**Your goal:** Among the lines below, list those containing the string "date".

Component data from apps and pages
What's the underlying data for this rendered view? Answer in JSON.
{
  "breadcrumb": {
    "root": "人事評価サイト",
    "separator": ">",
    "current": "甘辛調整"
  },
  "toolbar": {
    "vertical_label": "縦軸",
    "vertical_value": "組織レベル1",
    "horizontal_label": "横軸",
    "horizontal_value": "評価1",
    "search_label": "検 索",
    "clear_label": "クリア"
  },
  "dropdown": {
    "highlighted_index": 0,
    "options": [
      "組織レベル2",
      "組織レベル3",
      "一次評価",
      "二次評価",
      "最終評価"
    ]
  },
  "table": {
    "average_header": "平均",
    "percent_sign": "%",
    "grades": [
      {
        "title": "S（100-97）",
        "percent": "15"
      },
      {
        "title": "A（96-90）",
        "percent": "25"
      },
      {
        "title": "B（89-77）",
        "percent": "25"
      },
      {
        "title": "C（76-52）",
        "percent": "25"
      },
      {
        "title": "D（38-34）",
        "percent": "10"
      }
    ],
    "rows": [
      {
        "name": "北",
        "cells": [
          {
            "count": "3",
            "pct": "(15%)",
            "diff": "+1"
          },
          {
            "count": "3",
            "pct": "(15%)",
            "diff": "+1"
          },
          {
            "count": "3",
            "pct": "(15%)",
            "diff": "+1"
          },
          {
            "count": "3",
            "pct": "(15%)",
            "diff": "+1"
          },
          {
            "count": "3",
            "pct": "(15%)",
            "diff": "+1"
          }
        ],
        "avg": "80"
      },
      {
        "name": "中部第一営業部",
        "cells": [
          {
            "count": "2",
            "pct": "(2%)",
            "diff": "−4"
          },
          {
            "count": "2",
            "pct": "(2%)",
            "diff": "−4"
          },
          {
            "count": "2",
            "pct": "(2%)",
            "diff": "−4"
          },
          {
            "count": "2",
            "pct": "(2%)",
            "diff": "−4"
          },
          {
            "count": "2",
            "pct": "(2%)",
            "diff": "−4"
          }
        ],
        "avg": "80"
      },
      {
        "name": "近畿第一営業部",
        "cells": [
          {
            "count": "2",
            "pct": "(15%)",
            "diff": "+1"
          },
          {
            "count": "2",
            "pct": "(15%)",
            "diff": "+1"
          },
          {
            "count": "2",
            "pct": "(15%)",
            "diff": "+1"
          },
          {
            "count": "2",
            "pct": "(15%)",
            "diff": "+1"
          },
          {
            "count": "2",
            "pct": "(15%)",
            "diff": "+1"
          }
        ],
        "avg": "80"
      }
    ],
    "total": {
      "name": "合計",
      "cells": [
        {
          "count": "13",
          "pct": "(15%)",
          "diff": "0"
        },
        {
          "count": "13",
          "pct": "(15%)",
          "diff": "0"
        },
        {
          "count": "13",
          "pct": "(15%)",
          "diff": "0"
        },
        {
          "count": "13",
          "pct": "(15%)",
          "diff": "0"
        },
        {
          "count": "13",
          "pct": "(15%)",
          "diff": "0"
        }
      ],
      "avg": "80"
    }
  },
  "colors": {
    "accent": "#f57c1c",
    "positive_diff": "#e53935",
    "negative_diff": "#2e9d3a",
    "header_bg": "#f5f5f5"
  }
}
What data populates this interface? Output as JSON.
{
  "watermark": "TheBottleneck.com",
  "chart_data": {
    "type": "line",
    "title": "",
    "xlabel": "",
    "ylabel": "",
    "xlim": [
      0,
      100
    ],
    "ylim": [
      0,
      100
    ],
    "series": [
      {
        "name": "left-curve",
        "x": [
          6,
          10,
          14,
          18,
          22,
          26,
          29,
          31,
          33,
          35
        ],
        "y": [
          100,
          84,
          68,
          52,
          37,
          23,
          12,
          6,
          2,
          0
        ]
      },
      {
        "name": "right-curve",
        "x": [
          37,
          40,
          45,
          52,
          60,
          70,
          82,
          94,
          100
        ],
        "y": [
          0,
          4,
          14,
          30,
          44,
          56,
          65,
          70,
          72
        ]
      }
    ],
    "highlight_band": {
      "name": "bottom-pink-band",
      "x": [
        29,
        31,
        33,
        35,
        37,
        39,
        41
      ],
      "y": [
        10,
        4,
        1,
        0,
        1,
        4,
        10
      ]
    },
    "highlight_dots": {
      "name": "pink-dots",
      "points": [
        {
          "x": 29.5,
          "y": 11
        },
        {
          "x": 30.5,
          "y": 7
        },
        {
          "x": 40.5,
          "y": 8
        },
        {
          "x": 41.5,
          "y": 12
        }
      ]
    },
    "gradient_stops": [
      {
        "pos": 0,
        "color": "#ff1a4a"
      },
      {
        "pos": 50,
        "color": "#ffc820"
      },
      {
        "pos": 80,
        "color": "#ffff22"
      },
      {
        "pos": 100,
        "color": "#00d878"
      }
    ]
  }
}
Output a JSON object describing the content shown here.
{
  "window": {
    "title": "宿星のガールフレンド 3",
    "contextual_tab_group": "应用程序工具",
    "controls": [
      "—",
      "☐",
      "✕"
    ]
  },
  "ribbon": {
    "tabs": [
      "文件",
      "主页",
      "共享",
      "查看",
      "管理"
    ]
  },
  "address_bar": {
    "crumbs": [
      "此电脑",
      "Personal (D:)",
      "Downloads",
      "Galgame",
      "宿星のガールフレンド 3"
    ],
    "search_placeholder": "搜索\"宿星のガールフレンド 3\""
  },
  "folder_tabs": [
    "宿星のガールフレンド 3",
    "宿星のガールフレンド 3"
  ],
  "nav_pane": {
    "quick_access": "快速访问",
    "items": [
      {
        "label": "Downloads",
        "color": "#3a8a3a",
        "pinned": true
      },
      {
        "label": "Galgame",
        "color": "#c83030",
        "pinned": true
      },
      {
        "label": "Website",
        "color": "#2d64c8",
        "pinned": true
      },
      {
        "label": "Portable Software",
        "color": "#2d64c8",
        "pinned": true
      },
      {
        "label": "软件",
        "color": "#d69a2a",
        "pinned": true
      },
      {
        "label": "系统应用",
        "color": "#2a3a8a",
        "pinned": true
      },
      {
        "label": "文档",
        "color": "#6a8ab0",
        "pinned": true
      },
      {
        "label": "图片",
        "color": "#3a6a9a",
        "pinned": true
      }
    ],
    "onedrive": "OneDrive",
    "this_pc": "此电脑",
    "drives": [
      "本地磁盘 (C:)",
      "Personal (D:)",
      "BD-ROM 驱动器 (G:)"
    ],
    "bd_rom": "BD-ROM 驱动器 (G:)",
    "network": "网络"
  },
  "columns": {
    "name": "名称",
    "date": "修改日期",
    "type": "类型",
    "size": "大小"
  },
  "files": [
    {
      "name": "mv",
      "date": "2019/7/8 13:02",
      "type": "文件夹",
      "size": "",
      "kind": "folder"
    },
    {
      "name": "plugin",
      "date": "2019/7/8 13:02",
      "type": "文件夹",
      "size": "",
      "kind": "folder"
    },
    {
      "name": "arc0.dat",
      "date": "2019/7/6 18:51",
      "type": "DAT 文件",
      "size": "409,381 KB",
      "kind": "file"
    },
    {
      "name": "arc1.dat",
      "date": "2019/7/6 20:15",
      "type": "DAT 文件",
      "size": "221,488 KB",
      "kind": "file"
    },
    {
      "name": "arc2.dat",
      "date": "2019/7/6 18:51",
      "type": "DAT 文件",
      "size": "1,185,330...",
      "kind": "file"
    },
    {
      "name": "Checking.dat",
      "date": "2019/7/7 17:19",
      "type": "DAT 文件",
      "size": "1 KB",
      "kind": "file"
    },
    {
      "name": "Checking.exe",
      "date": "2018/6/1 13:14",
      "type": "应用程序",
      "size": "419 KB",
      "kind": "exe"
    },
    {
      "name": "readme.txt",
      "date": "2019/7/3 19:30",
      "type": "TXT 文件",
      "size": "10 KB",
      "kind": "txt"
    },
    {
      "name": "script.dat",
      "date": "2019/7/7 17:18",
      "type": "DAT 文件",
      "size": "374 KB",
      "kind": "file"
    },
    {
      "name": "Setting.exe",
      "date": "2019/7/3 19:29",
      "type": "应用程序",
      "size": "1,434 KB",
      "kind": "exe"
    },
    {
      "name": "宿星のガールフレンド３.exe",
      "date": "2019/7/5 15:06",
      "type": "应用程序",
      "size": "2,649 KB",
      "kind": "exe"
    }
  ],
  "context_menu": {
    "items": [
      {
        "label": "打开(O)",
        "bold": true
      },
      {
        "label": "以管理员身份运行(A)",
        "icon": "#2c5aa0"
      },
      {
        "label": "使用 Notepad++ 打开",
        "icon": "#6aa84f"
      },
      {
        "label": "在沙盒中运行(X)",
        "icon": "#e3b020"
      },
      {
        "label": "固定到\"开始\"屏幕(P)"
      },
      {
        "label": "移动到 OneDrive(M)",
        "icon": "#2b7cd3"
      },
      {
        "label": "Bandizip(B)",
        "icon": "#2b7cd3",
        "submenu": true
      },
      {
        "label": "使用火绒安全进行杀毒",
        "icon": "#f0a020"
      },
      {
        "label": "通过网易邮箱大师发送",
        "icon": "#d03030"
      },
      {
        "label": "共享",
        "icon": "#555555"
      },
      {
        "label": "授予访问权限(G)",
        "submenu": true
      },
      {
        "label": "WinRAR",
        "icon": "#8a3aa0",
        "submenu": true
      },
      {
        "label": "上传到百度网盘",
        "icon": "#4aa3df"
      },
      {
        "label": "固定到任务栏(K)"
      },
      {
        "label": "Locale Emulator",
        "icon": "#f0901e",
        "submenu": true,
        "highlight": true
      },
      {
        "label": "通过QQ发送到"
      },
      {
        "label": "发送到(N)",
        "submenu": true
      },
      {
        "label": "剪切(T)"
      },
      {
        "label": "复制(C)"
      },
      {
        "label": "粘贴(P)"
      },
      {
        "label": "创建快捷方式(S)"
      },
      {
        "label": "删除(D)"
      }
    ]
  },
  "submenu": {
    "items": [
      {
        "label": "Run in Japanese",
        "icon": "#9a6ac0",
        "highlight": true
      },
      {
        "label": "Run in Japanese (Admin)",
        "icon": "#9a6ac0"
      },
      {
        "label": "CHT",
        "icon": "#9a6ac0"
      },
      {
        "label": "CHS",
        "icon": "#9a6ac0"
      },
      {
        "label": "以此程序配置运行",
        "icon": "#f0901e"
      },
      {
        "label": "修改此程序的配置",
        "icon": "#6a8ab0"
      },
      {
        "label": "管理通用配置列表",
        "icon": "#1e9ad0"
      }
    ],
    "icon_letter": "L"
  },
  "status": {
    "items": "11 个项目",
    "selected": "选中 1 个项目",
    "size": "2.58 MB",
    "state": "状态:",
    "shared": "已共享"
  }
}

**Answer below:**
    "date": "修改日期",
      "date": "2019/7/8 13:02",
      "date": "2019/7/8 13:02",
      "date": "2019/7/6 18:51",
      "date": "2019/7/6 20:15",
      "date": "2019/7/6 18:51",
      "date": "2019/7/7 17:19",
      "date": "2018/6/1 13:14",
      "date": "2019/7/3 19:30",
      "date": "2019/7/7 17:18",
      "date": "2019/7/3 19:29",
      "date": "2019/7/5 15:06",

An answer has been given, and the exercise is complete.